Retype all entries exactly as they stand, excluding pictures.

- - - - -

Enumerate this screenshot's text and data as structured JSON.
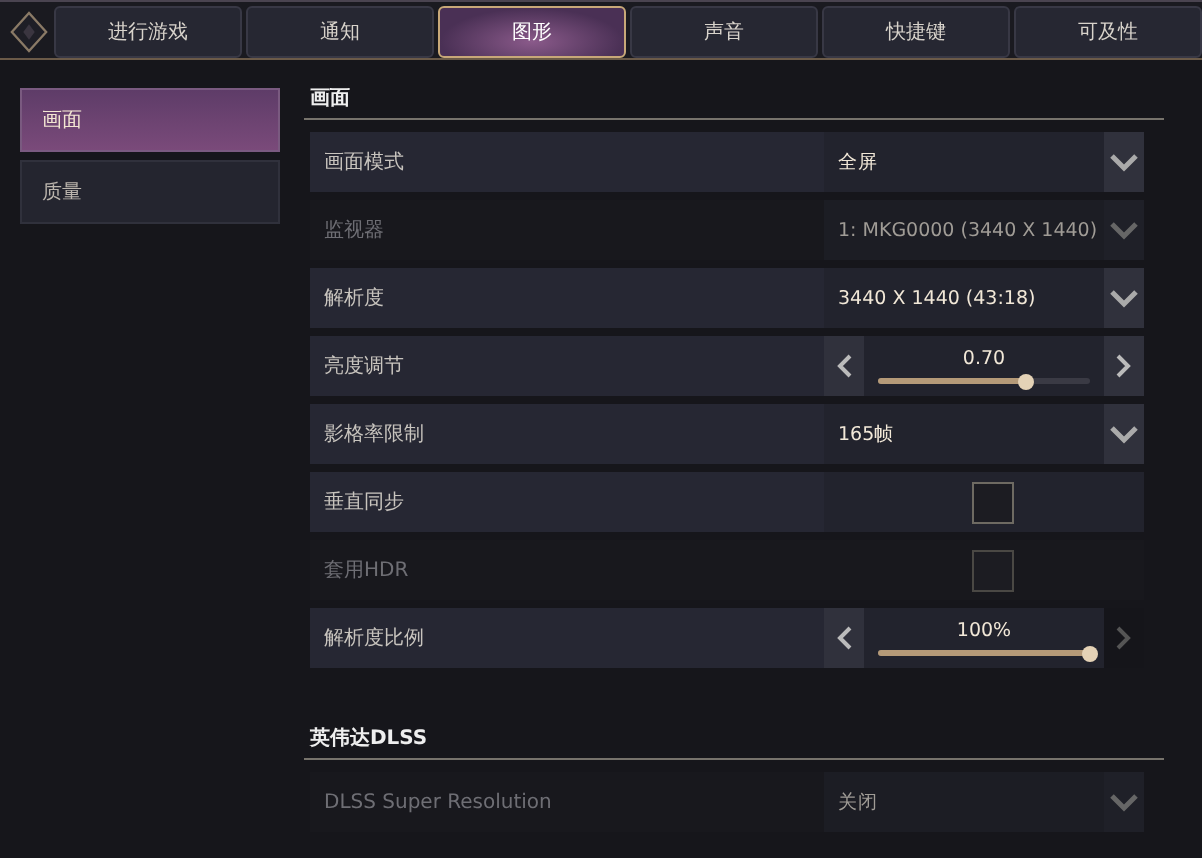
{
  "tabs": [
    {
      "label": "进行游戏",
      "selected": false
    },
    {
      "label": "通知",
      "selected": false
    },
    {
      "label": "图形",
      "selected": true
    },
    {
      "label": "声音",
      "selected": false
    },
    {
      "label": "快捷键",
      "selected": false
    },
    {
      "label": "可及性",
      "selected": false
    }
  ],
  "sidebar": {
    "items": [
      {
        "label": "画面",
        "selected": true
      },
      {
        "label": "质量",
        "selected": false
      }
    ]
  },
  "sections": [
    {
      "title": "画面",
      "rows": [
        {
          "kind": "dropdown",
          "label": "画面模式",
          "value": "全屏",
          "disabled": false
        },
        {
          "kind": "dropdown",
          "label": "监视器",
          "value": "1: MKG0000 (3440 X 1440)",
          "disabled": true
        },
        {
          "kind": "dropdown",
          "label": "解析度",
          "value": "3440 X 1440 (43:18)",
          "disabled": false
        },
        {
          "kind": "slider",
          "label": "亮度调节",
          "value": "0.70",
          "level": 0.7,
          "disabled": false
        },
        {
          "kind": "dropdown",
          "label": "影格率限制",
          "value": "165帧",
          "disabled": false
        },
        {
          "kind": "checkbox",
          "label": "垂直同步",
          "checked": false,
          "disabled": false
        },
        {
          "kind": "checkbox",
          "label": "套用HDR",
          "checked": false,
          "disabled": true
        },
        {
          "kind": "slider",
          "label": "解析度比例",
          "value": "100%",
          "level": 1,
          "disabled": false
        }
      ]
    },
    {
      "title": "英伟达DLSS",
      "rows": [
        {
          "kind": "dropdown",
          "label": "DLSS Super Resolution",
          "value": "关闭",
          "disabled": true
        }
      ]
    }
  ]
}
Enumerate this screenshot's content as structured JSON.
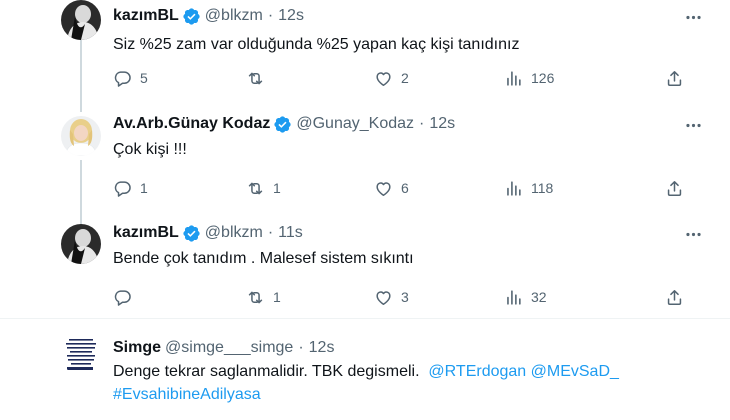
{
  "tweets": [
    {
      "name": "kazımBL",
      "handle": "@blkzm",
      "time": "12s",
      "verified": true,
      "text": "Siz %25 zam var olduğunda %25 yapan kaç kişi tanıdınız",
      "replies": "5",
      "retweets": "",
      "likes": "2",
      "views": "126"
    },
    {
      "name": "Av.Arb.Günay Kodaz",
      "handle": "@Gunay_Kodaz",
      "time": "12s",
      "verified": true,
      "text": "Çok kişi !!!",
      "replies": "1",
      "retweets": "1",
      "likes": "6",
      "views": "118"
    },
    {
      "name": "kazımBL",
      "handle": "@blkzm",
      "time": "11s",
      "verified": true,
      "text": "Bende çok tanıdım . Malesef sistem sıkıntı",
      "replies": "",
      "retweets": "1",
      "likes": "3",
      "views": "32"
    },
    {
      "name": "Simge",
      "handle": "@simge___simge",
      "time": "12s",
      "verified": false,
      "text_line1": "Denge tekrar saglanmalidir. TBK degismeli.",
      "mention1": "@RTErdogan",
      "mention2": "@MEvSaD_",
      "hashtag": "#EvsahibineAdilyasa"
    }
  ],
  "separator_dot": "·",
  "colors": {
    "text": "#0f1419",
    "secondary": "#536471",
    "link": "#1d9bf0",
    "verified": "#1d9bf0",
    "divider": "#eff3f4"
  },
  "icons": [
    "more-icon",
    "reply-icon",
    "retweet-icon",
    "like-icon",
    "views-icon",
    "share-icon",
    "verified-badge-icon"
  ]
}
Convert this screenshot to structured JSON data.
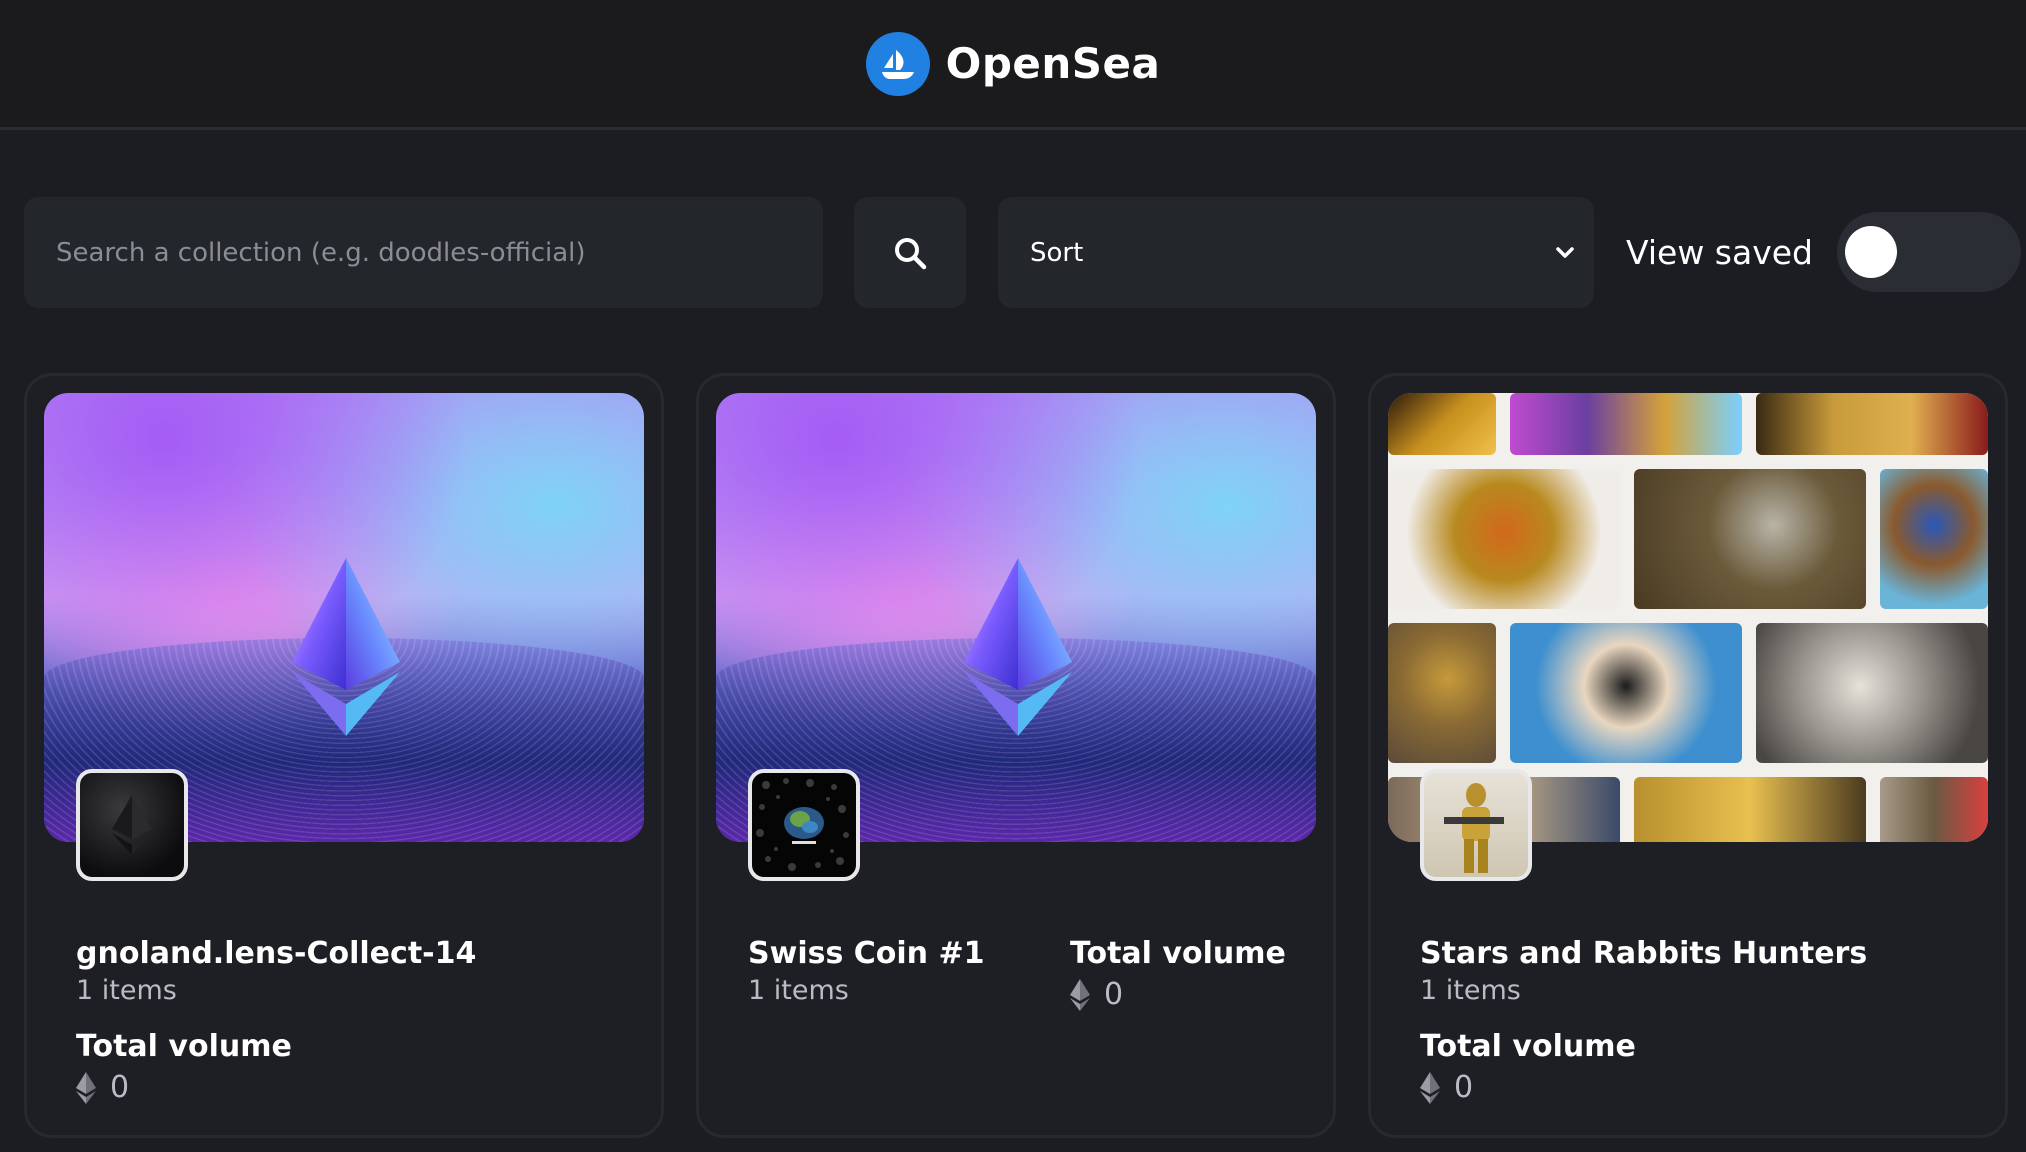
{
  "header": {
    "brand_name": "OpenSea",
    "brand_color": "#2081e2"
  },
  "toolbar": {
    "search_placeholder": "Search a collection (e.g. doodles-official)",
    "search_value": "",
    "sort_selected": "Sort",
    "view_saved_label": "View saved",
    "view_saved_on": false
  },
  "collections": [
    {
      "name": "gnoland.lens-Collect-14",
      "items": "1 items",
      "volume_label": "Total volume",
      "volume_value": "0",
      "banner": "ethereum-gradient",
      "avatar": "eth-logo"
    },
    {
      "name": "Swiss Coin #1",
      "items": "1 items",
      "volume_label": "Total volume",
      "volume_value": "0",
      "banner": "ethereum-gradient",
      "avatar": "coin-art"
    },
    {
      "name": "Stars and Rabbits Hunters",
      "items": "1 items",
      "volume_label": "Total volume",
      "volume_value": "0",
      "banner": "rabbit-collage",
      "avatar": "gold-rabbit-trooper"
    }
  ]
}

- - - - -

**Response:**
Enumerate this screenshot's text and data as structured JSON.
{
  "tabs": [
    {
      "label": "进行游戏",
      "selected": false
    },
    {
      "label": "通知",
      "selected": false
    },
    {
      "label": "图形",
      "selected": true
    },
    {
      "label": "声音",
      "selected": false
    },
    {
      "label": "快捷键",
      "selected": false
    },
    {
      "label": "可及性",
      "selected": false
    }
  ],
  "sidebar": {
    "items": [
      {
        "label": "画面",
        "selected": true
      },
      {
        "label": "质量",
        "selected": false
      }
    ]
  },
  "sections": [
    {
      "title": "画面",
      "rows": [
        {
          "kind": "dropdown",
          "label": "画面模式",
          "value": "全屏",
          "disabled": false
        },
        {
          "kind": "dropdown",
          "label": "监视器",
          "value": "1: MKG0000 (3440 X 1440)",
          "disabled": true
        },
        {
          "kind": "dropdown",
          "label": "解析度",
          "value": "3440 X 1440 (43:18)",
          "disabled": false
        },
        {
          "kind": "slider",
          "label": "亮度调节",
          "value": "0.70",
          "level": 0.7,
          "disabled": false
        },
        {
          "kind": "dropdown",
          "label": "影格率限制",
          "value": "165帧",
          "disabled": false
        },
        {
          "kind": "checkbox",
          "label": "垂直同步",
          "checked": false,
          "disabled": false
        },
        {
          "kind": "checkbox",
          "label": "套用HDR",
          "checked": false,
          "disabled": true
        },
        {
          "kind": "slider",
          "label": "解析度比例",
          "value": "100%",
          "level": 1,
          "disabled": false
        }
      ]
    },
    {
      "title": "英伟达DLSS",
      "rows": [
        {
          "kind": "dropdown",
          "label": "DLSS Super Resolution",
          "value": "关闭",
          "disabled": true
        }
      ]
    }
  ]
}
Enumerate this screenshot's content as structured JSON.
{
  "tweets": [
    {
      "name": "kazımBL",
      "handle": "@blkzm",
      "time": "12s",
      "verified": true,
      "text": "Siz %25 zam var olduğunda %25 yapan kaç kişi tanıdınız",
      "replies": "5",
      "retweets": "",
      "likes": "2",
      "views": "126"
    },
    {
      "name": "Av.Arb.Günay Kodaz",
      "handle": "@Gunay_Kodaz",
      "time": "12s",
      "verified": true,
      "text": "Çok kişi !!!",
      "replies": "1",
      "retweets": "1",
      "likes": "6",
      "views": "118"
    },
    {
      "name": "kazımBL",
      "handle": "@blkzm",
      "time": "11s",
      "verified": true,
      "text": "Bende çok tanıdım . Malesef sistem sıkıntı",
      "replies": "",
      "retweets": "1",
      "likes": "3",
      "views": "32"
    },
    {
      "name": "Simge",
      "handle": "@simge___simge",
      "time": "12s",
      "verified": false,
      "text_line1": "Denge tekrar saglanmalidir. TBK degismeli.",
      "mention1": "@RTErdogan",
      "mention2": "@MEvSaD_",
      "hashtag": "#EvsahibineAdilyasa"
    }
  ],
  "separator_dot": "·",
  "colors": {
    "text": "#0f1419",
    "secondary": "#536471",
    "link": "#1d9bf0",
    "verified": "#1d9bf0",
    "divider": "#eff3f4"
  },
  "icons": [
    "more-icon",
    "reply-icon",
    "retweet-icon",
    "like-icon",
    "views-icon",
    "share-icon",
    "verified-badge-icon"
  ]
}
Convert this screenshot to structured JSON data.
{
  "header": {
    "brand_name": "OpenSea",
    "brand_color": "#2081e2"
  },
  "toolbar": {
    "search_placeholder": "Search a collection (e.g. doodles-official)",
    "search_value": "",
    "sort_selected": "Sort",
    "view_saved_label": "View saved",
    "view_saved_on": false
  },
  "collections": [
    {
      "name": "gnoland.lens-Collect-14",
      "items": "1 items",
      "volume_label": "Total volume",
      "volume_value": "0",
      "banner": "ethereum-gradient",
      "avatar": "eth-logo"
    },
    {
      "name": "Swiss Coin #1",
      "items": "1 items",
      "volume_label": "Total volume",
      "volume_value": "0",
      "banner": "ethereum-gradient",
      "avatar": "coin-art"
    },
    {
      "name": "Stars and Rabbits Hunters",
      "items": "1 items",
      "volume_label": "Total volume",
      "volume_value": "0",
      "banner": "rabbit-collage",
      "avatar": "gold-rabbit-trooper"
    }
  ]
}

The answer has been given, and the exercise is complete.